ASSIGNMENT: The records below must be reproduced in full and without error.

INPUT DATA:

+ + +

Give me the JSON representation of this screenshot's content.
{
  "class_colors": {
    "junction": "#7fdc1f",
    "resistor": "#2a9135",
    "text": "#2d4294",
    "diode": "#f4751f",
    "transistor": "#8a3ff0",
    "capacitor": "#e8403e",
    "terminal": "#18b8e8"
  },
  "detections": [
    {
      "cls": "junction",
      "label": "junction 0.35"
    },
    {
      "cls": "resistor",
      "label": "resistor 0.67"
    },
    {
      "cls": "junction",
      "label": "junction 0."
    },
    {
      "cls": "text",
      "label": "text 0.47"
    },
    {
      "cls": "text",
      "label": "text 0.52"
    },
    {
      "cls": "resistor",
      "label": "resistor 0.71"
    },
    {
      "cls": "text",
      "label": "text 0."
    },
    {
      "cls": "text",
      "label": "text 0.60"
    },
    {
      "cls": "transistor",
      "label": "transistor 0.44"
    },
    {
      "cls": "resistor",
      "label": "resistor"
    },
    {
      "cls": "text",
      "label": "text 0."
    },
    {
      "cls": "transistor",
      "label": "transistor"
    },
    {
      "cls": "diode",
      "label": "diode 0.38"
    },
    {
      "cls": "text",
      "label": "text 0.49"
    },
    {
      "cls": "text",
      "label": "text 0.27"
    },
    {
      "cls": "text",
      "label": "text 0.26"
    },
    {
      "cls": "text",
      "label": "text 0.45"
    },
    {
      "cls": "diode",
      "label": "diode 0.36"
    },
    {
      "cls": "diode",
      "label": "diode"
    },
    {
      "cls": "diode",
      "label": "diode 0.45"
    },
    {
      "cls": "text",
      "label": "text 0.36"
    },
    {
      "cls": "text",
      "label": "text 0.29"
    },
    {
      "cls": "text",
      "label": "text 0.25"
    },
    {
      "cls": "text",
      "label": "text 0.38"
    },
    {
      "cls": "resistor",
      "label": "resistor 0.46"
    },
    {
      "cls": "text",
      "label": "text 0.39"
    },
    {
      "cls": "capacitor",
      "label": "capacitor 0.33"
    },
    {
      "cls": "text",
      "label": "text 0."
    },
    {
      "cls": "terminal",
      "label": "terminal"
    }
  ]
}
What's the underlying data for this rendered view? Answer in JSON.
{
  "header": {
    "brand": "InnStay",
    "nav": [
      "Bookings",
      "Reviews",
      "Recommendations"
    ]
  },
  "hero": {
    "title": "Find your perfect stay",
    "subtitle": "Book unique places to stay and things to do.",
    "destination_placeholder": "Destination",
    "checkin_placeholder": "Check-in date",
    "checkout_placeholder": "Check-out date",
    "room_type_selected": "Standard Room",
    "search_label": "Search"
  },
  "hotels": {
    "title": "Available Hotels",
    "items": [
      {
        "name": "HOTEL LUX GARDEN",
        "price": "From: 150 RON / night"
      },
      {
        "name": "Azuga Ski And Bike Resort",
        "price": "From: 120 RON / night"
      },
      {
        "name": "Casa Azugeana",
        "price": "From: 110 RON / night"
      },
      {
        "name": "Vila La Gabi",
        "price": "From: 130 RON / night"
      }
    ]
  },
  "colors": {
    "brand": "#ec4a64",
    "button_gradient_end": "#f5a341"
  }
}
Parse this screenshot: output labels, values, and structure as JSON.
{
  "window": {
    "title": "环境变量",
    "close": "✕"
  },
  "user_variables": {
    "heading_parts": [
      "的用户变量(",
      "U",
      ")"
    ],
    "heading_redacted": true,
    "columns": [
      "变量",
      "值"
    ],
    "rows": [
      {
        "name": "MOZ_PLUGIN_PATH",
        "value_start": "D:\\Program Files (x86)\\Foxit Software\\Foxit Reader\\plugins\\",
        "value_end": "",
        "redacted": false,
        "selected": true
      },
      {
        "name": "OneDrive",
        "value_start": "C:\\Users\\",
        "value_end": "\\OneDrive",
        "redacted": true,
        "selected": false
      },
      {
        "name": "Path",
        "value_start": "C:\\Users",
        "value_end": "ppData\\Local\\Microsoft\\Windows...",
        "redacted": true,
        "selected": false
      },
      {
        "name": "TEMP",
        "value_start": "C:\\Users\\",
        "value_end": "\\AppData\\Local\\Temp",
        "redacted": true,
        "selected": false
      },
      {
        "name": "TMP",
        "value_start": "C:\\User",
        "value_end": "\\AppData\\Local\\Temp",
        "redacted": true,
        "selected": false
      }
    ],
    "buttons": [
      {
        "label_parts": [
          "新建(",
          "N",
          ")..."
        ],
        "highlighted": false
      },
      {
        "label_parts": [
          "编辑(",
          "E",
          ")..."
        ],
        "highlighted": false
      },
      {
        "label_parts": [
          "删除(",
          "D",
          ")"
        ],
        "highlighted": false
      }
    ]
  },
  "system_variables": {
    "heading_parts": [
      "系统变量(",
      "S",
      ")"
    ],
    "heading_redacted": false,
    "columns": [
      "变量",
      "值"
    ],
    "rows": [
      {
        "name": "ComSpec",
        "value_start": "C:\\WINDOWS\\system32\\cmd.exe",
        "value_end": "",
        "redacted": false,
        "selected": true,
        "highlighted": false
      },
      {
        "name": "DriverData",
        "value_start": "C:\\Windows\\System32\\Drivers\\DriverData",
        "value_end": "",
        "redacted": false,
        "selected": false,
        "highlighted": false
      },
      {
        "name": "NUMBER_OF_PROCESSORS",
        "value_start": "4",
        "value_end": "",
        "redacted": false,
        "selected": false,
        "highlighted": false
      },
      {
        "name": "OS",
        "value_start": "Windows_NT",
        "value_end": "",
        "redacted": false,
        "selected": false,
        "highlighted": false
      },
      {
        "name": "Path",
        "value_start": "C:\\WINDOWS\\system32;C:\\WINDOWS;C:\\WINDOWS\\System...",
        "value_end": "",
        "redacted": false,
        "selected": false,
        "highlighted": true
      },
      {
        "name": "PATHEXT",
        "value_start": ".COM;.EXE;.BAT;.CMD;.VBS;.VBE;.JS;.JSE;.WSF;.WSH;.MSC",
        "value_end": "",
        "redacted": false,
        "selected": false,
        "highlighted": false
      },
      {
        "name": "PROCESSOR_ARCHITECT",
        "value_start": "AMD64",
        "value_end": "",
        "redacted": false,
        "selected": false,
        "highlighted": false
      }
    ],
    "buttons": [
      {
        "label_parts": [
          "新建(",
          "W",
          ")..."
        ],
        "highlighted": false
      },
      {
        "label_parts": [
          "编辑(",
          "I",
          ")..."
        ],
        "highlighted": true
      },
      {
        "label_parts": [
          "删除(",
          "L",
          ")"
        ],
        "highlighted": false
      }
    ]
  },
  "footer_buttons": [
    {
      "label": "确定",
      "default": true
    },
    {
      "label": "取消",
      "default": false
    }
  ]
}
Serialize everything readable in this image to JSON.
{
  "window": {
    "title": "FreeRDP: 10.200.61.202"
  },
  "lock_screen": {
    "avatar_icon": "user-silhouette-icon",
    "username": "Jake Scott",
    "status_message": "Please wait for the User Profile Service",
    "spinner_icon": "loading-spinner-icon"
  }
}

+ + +

OUTPUT OF THE TASK:
Give me the JSON representation of this screenshot's content.
{
  "class_colors": {
    "junction": "#7fdc1f",
    "resistor": "#2a9135",
    "text": "#2d4294",
    "diode": "#f4751f",
    "transistor": "#8a3ff0",
    "capacitor": "#e8403e",
    "terminal": "#18b8e8"
  },
  "detections": [
    {
      "cls": "junction",
      "label": "junction 0.35"
    },
    {
      "cls": "resistor",
      "label": "resistor 0.67"
    },
    {
      "cls": "junction",
      "label": "junction 0."
    },
    {
      "cls": "text",
      "label": "text 0.47"
    },
    {
      "cls": "text",
      "label": "text 0.52"
    },
    {
      "cls": "resistor",
      "label": "resistor 0.71"
    },
    {
      "cls": "text",
      "label": "text 0."
    },
    {
      "cls": "text",
      "label": "text 0.60"
    },
    {
      "cls": "transistor",
      "label": "transistor 0.44"
    },
    {
      "cls": "resistor",
      "label": "resistor"
    },
    {
      "cls": "text",
      "label": "text 0."
    },
    {
      "cls": "transistor",
      "label": "transistor"
    },
    {
      "cls": "diode",
      "label": "diode 0.38"
    },
    {
      "cls": "text",
      "label": "text 0.49"
    },
    {
      "cls": "text",
      "label": "text 0.27"
    },
    {
      "cls": "text",
      "label": "text 0.26"
    },
    {
      "cls": "text",
      "label": "text 0.45"
    },
    {
      "cls": "diode",
      "label": "diode 0.36"
    },
    {
      "cls": "diode",
      "label": "diode"
    },
    {
      "cls": "diode",
      "label": "diode 0.45"
    },
    {
      "cls": "text",
      "label": "text 0.36"
    },
    {
      "cls": "text",
      "label": "text 0.29"
    },
    {
      "cls": "text",
      "label": "text 0.25"
    },
    {
      "cls": "text",
      "label": "text 0.38"
    },
    {
      "cls": "resistor",
      "label": "resistor 0.46"
    },
    {
      "cls": "text",
      "label": "text 0.39"
    },
    {
      "cls": "capacitor",
      "label": "capacitor 0.33"
    },
    {
      "cls": "text",
      "label": "text 0."
    },
    {
      "cls": "terminal",
      "label": "terminal"
    }
  ]
}
What's the underlying data for this rendered view? Answer in JSON.
{
  "header": {
    "brand": "InnStay",
    "nav": [
      "Bookings",
      "Reviews",
      "Recommendations"
    ]
  },
  "hero": {
    "title": "Find your perfect stay",
    "subtitle": "Book unique places to stay and things to do.",
    "destination_placeholder": "Destination",
    "checkin_placeholder": "Check-in date",
    "checkout_placeholder": "Check-out date",
    "room_type_selected": "Standard Room",
    "search_label": "Search"
  },
  "hotels": {
    "title": "Available Hotels",
    "items": [
      {
        "name": "HOTEL LUX GARDEN",
        "price": "From: 150 RON / night"
      },
      {
        "name": "Azuga Ski And Bike Resort",
        "price": "From: 120 RON / night"
      },
      {
        "name": "Casa Azugeana",
        "price": "From: 110 RON / night"
      },
      {
        "name": "Vila La Gabi",
        "price": "From: 130 RON / night"
      }
    ]
  },
  "colors": {
    "brand": "#ec4a64",
    "button_gradient_end": "#f5a341"
  }
}
Parse this screenshot: output labels, values, and structure as JSON.
{
  "window": {
    "title": "环境变量",
    "close": "✕"
  },
  "user_variables": {
    "heading_parts": [
      "的用户变量(",
      "U",
      ")"
    ],
    "heading_redacted": true,
    "columns": [
      "变量",
      "值"
    ],
    "rows": [
      {
        "name": "MOZ_PLUGIN_PATH",
        "value_start": "D:\\Program Files (x86)\\Foxit Software\\Foxit Reader\\plugins\\",
        "value_end": "",
        "redacted": false,
        "selected": true
      },
      {
        "name": "OneDrive",
        "value_start": "C:\\Users\\",
        "value_end": "\\OneDrive",
        "redacted": true,
        "selected": false
      },
      {
        "name": "Path",
        "value_start": "C:\\Users",
        "value_end": "ppData\\Local\\Microsoft\\Windows...",
        "redacted": true,
        "selected": false
      },
      {
        "name": "TEMP",
        "value_start": "C:\\Users\\",
        "value_end": "\\AppData\\Local\\Temp",
        "redacted": true,
        "selected": false
      },
      {
        "name": "TMP",
        "value_start": "C:\\User",
        "value_end": "\\AppData\\Local\\Temp",
        "redacted": true,
        "selected": false
      }
    ],
    "buttons": [
      {
        "label_parts": [
          "新建(",
          "N",
          ")..."
        ],
        "highlighted": false
      },
      {
        "label_parts": [
          "编辑(",
          "E",
          ")..."
        ],
        "highlighted": false
      },
      {
        "label_parts": [
          "删除(",
          "D",
          ")"
        ],
        "highlighted": false
      }
    ]
  },
  "system_variables": {
    "heading_parts": [
      "系统变量(",
      "S",
      ")"
    ],
    "heading_redacted": false,
    "columns": [
      "变量",
      "值"
    ],
    "rows": [
      {
        "name": "ComSpec",
        "value_start": "C:\\WINDOWS\\system32\\cmd.exe",
        "value_end": "",
        "redacted": false,
        "selected": true,
        "highlighted": false
      },
      {
        "name": "DriverData",
        "value_start": "C:\\Windows\\System32\\Drivers\\DriverData",
        "value_end": "",
        "redacted": false,
        "selected": false,
        "highlighted": false
      },
      {
        "name": "NUMBER_OF_PROCESSORS",
        "value_start": "4",
        "value_end": "",
        "redacted": false,
        "selected": false,
        "highlighted": false
      },
      {
        "name": "OS",
        "value_start": "Windows_NT",
        "value_end": "",
        "redacted": false,
        "selected": false,
        "highlighted": false
      },
      {
        "name": "Path",
        "value_start": "C:\\WINDOWS\\system32;C:\\WINDOWS;C:\\WINDOWS\\System...",
        "value_end": "",
        "redacted": false,
        "selected": false,
        "highlighted": true
      },
      {
        "name": "PATHEXT",
        "value_start": ".COM;.EXE;.BAT;.CMD;.VBS;.VBE;.JS;.JSE;.WSF;.WSH;.MSC",
        "value_end": "",
        "redacted": false,
        "selected": false,
        "highlighted": false
      },
      {
        "name": "PROCESSOR_ARCHITECT",
        "value_start": "AMD64",
        "value_end": "",
        "redacted": false,
        "selected": false,
        "highlighted": false
      }
    ],
    "buttons": [
      {
        "label_parts": [
          "新建(",
          "W",
          ")..."
        ],
        "highlighted": false
      },
      {
        "label_parts": [
          "编辑(",
          "I",
          ")..."
        ],
        "highlighted": true
      },
      {
        "label_parts": [
          "删除(",
          "L",
          ")"
        ],
        "highlighted": false
      }
    ]
  },
  "footer_buttons": [
    {
      "label": "确定",
      "default": true
    },
    {
      "label": "取消",
      "default": false
    }
  ]
}
Serialize everything readable in this image to JSON.
{
  "window": {
    "title": "FreeRDP: 10.200.61.202"
  },
  "lock_screen": {
    "avatar_icon": "user-silhouette-icon",
    "username": "Jake Scott",
    "status_message": "Please wait for the User Profile Service",
    "spinner_icon": "loading-spinner-icon"
  }
}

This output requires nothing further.